= Work required =
Produce a faithful copy of the data, one that leaves out the pictures.

-------- Extracted entries

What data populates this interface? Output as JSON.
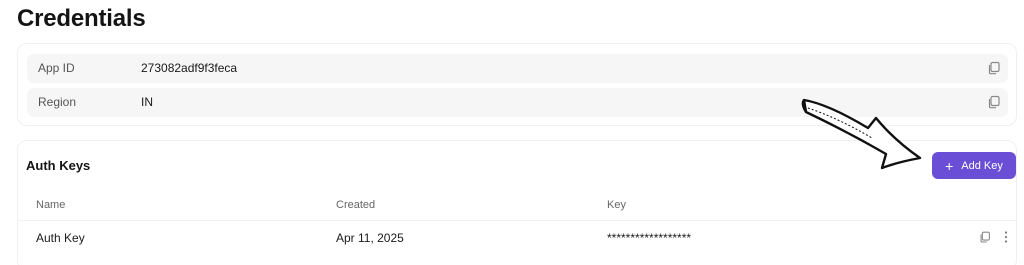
{
  "page": {
    "title": "Credentials"
  },
  "credentials": {
    "rows": [
      {
        "label": "App ID",
        "value": "273082adf9f3feca",
        "icon": "copy-icon"
      },
      {
        "label": "Region",
        "value": "IN",
        "icon": "copy-icon"
      }
    ]
  },
  "auth_keys": {
    "title": "Auth Keys",
    "add_button": {
      "label": "Add Key",
      "icon": "plus-icon"
    },
    "columns": [
      "Name",
      "Created",
      "Key"
    ],
    "rows": [
      {
        "name": "Auth Key",
        "created": "Apr 11, 2025",
        "key": "******************"
      }
    ]
  },
  "colors": {
    "accent": "#6a4fd6",
    "row_bg": "#f6f6f6"
  }
}
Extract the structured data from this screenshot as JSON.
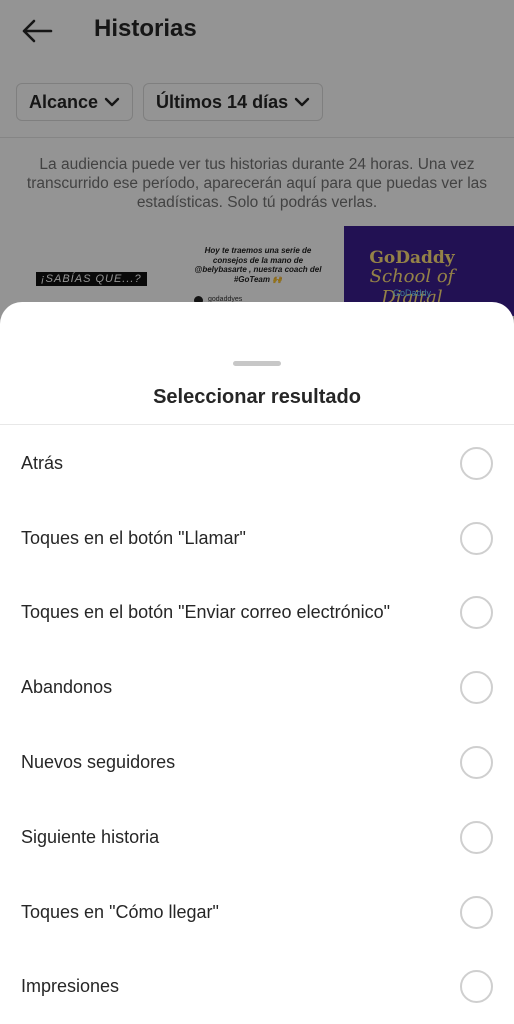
{
  "header": {
    "title": "Historias",
    "back_icon": "arrow-left-icon"
  },
  "filters": [
    {
      "label": "Alcance"
    },
    {
      "label": "Últimos 14 días"
    }
  ],
  "info_text": "La audiencia puede ver tus historias durante 24 horas. Una vez transcurrido ese período, aparecerán aquí para que puedas ver las estadísticas. Solo tú podrás verlas.",
  "thumbnails": {
    "t1_text": "¡SABÍAS QUE...?",
    "t2_text": "Hoy te traemos una serie de consejos de la mano de @belybasarte , nuestra coach del #GoTeam 🙌",
    "t2_brand": "godaddyes",
    "t3_title": "GoDaddy",
    "t3_subtitle": "School of Digital",
    "t3_logo": "GoDaddy"
  },
  "sheet": {
    "title": "Seleccionar resultado",
    "options": [
      {
        "label": "Atrás",
        "selected": false
      },
      {
        "label": "Toques en el botón \"Llamar\"",
        "selected": false
      },
      {
        "label": "Toques en el botón \"Enviar correo electrónico\"",
        "selected": false
      },
      {
        "label": "Abandonos",
        "selected": false
      },
      {
        "label": "Nuevos seguidores",
        "selected": false
      },
      {
        "label": "Siguiente historia",
        "selected": false
      },
      {
        "label": "Toques en \"Cómo llegar\"",
        "selected": false
      },
      {
        "label": "Impresiones",
        "selected": false
      }
    ]
  },
  "colors": {
    "text": "#262626",
    "muted": "#737373",
    "godaddy_bg": "#3b1e8f",
    "godaddy_text": "#ffe07a"
  }
}
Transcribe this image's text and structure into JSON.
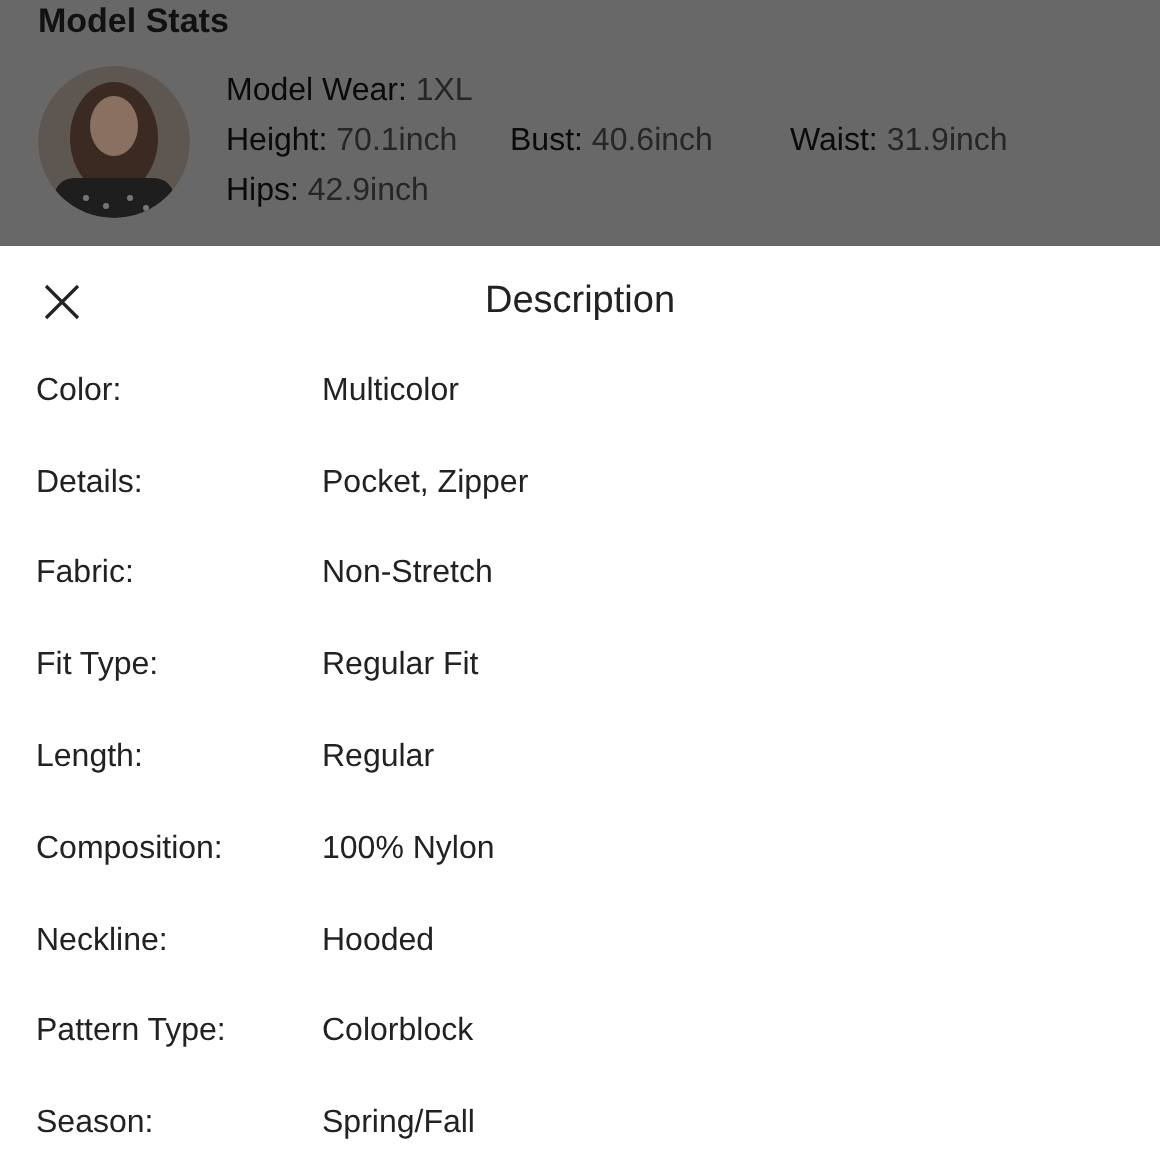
{
  "model_stats": {
    "title": "Model Stats",
    "lines": [
      [
        {
          "label": "Model Wear:",
          "value": "1XL"
        }
      ],
      [
        {
          "label": "Height:",
          "value": "70.1inch"
        },
        {
          "label": "Bust:",
          "value": "40.6inch"
        },
        {
          "label": "Waist:",
          "value": "31.9inch"
        }
      ],
      [
        {
          "label": "Hips:",
          "value": "42.9inch"
        }
      ]
    ]
  },
  "sheet": {
    "title": "Description",
    "rows": [
      {
        "label": "Color:",
        "value": "Multicolor"
      },
      {
        "label": "Details:",
        "value": "Pocket, Zipper"
      },
      {
        "label": "Fabric:",
        "value": "Non-Stretch"
      },
      {
        "label": "Fit Type:",
        "value": "Regular Fit"
      },
      {
        "label": "Length:",
        "value": "Regular"
      },
      {
        "label": "Composition:",
        "value": "100% Nylon"
      },
      {
        "label": "Neckline:",
        "value": "Hooded"
      },
      {
        "label": "Pattern Type:",
        "value": "Colorblock"
      },
      {
        "label": "Season:",
        "value": "Spring/Fall"
      }
    ]
  }
}
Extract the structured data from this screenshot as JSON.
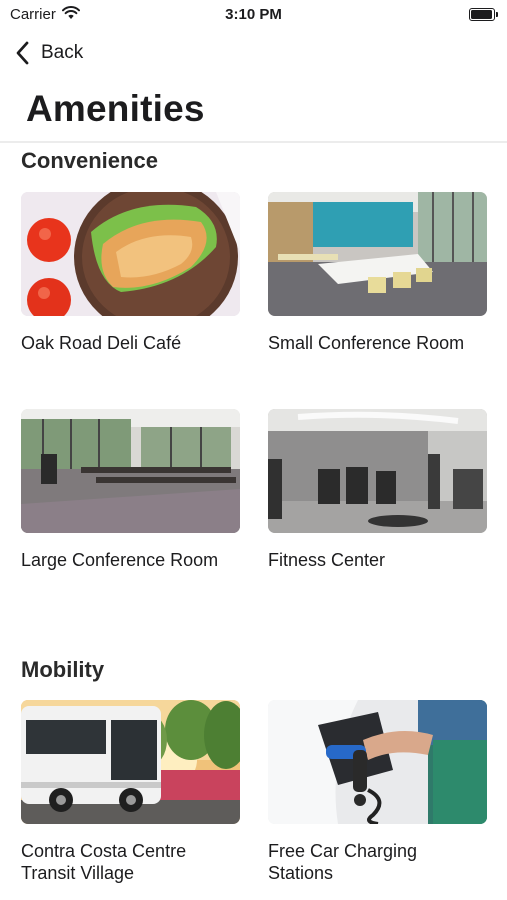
{
  "status_bar": {
    "carrier": "Carrier",
    "time": "3:10 PM"
  },
  "nav": {
    "back_label": "Back"
  },
  "page": {
    "title": "Amenities"
  },
  "sections": [
    {
      "title": "Convenience",
      "items": [
        {
          "label": "Oak Road Deli Café"
        },
        {
          "label": "Small Conference Room"
        },
        {
          "label": "Large Conference Room"
        },
        {
          "label": "Fitness Center"
        }
      ]
    },
    {
      "title": "Mobility",
      "items": [
        {
          "label": "Contra Costa Centre Transit Village"
        },
        {
          "label": "Free Car Charging Stations"
        }
      ]
    }
  ]
}
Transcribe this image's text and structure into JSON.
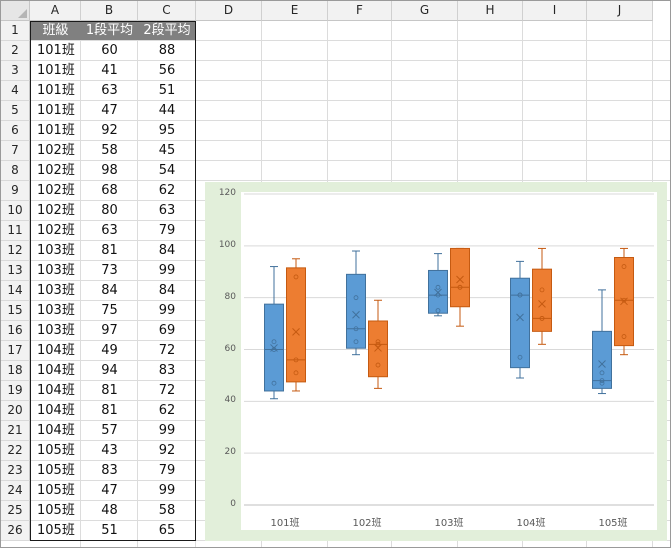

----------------

= The answer =
What data populates this interface? Output as JSON.
{
  "page": {
    "title": "Credentials"
  },
  "credentials": {
    "rows": [
      {
        "label": "App ID",
        "value": "273082adf9f3feca",
        "icon": "copy-icon"
      },
      {
        "label": "Region",
        "value": "IN",
        "icon": "copy-icon"
      }
    ]
  },
  "auth_keys": {
    "title": "Auth Keys",
    "add_button": {
      "label": "Add Key",
      "icon": "plus-icon"
    },
    "columns": [
      "Name",
      "Created",
      "Key"
    ],
    "rows": [
      {
        "name": "Auth Key",
        "created": "Apr 11, 2025",
        "key": "******************"
      }
    ]
  },
  "colors": {
    "accent": "#6a4fd6",
    "row_bg": "#f6f6f6"
  }
}
Extract the structured data from this screenshot as JSON.
{
  "header": {
    "title": "Historias",
    "back_icon": "arrow-left-icon"
  },
  "filters": [
    {
      "label": "Alcance"
    },
    {
      "label": "Últimos 14 días"
    }
  ],
  "info_text": "La audiencia puede ver tus historias durante 24 horas. Una vez transcurrido ese período, aparecerán aquí para que puedas ver las estadísticas. Solo tú podrás verlas.",
  "thumbnails": {
    "t1_text": "¡SABÍAS QUE...?",
    "t2_text": "Hoy te traemos una serie de consejos de la mano de @belybasarte , nuestra coach del #GoTeam 🙌",
    "t2_brand": "godaddyes",
    "t3_title": "GoDaddy",
    "t3_subtitle": "School of Digital",
    "t3_logo": "GoDaddy"
  },
  "sheet": {
    "title": "Seleccionar resultado",
    "options": [
      {
        "label": "Atrás",
        "selected": false
      },
      {
        "label": "Toques en el botón \"Llamar\"",
        "selected": false
      },
      {
        "label": "Toques en el botón \"Enviar correo electrónico\"",
        "selected": false
      },
      {
        "label": "Abandonos",
        "selected": false
      },
      {
        "label": "Nuevos seguidores",
        "selected": false
      },
      {
        "label": "Siguiente historia",
        "selected": false
      },
      {
        "label": "Toques en \"Cómo llegar\"",
        "selected": false
      },
      {
        "label": "Impresiones",
        "selected": false
      }
    ]
  },
  "colors": {
    "text": "#262626",
    "muted": "#737373",
    "godaddy_bg": "#3b1e8f",
    "godaddy_text": "#ffe07a"
  }
}
Transcribe this image's text and structure into JSON.
{
  "model_stats": {
    "title": "Model Stats",
    "lines": [
      [
        {
          "label": "Model Wear:",
          "value": "1XL"
        }
      ],
      [
        {
          "label": "Height:",
          "value": "70.1inch"
        },
        {
          "label": "Bust:",
          "value": "40.6inch"
        },
        {
          "label": "Waist:",
          "value": "31.9inch"
        }
      ],
      [
        {
          "label": "Hips:",
          "value": "42.9inch"
        }
      ]
    ]
  },
  "sheet": {
    "title": "Description",
    "rows": [
      {
        "label": "Color:",
        "value": "Multicolor"
      },
      {
        "label": "Details:",
        "value": "Pocket, Zipper"
      },
      {
        "label": "Fabric:",
        "value": "Non-Stretch"
      },
      {
        "label": "Fit Type:",
        "value": "Regular Fit"
      },
      {
        "label": "Length:",
        "value": "Regular"
      },
      {
        "label": "Composition:",
        "value": "100% Nylon"
      },
      {
        "label": "Neckline:",
        "value": "Hooded"
      },
      {
        "label": "Pattern Type:",
        "value": "Colorblock"
      },
      {
        "label": "Season:",
        "value": "Spring/Fall"
      }
    ]
  }
}
Extract the structured data from this screenshot as JSON.
{
  "status_bar": {
    "carrier": "Carrier",
    "time": "3:10 PM"
  },
  "nav": {
    "back_label": "Back"
  },
  "page": {
    "title": "Amenities"
  },
  "sections": [
    {
      "title": "Convenience",
      "items": [
        {
          "label": "Oak Road Deli Café"
        },
        {
          "label": "Small Conference Room"
        },
        {
          "label": "Large Conference Room"
        },
        {
          "label": "Fitness Center"
        }
      ]
    },
    {
      "title": "Mobility",
      "items": [
        {
          "label": "Contra Costa Centre Transit Village"
        },
        {
          "label": "Free Car Charging Stations"
        }
      ]
    }
  ]
}
Transcribe this image's text and structure into JSON.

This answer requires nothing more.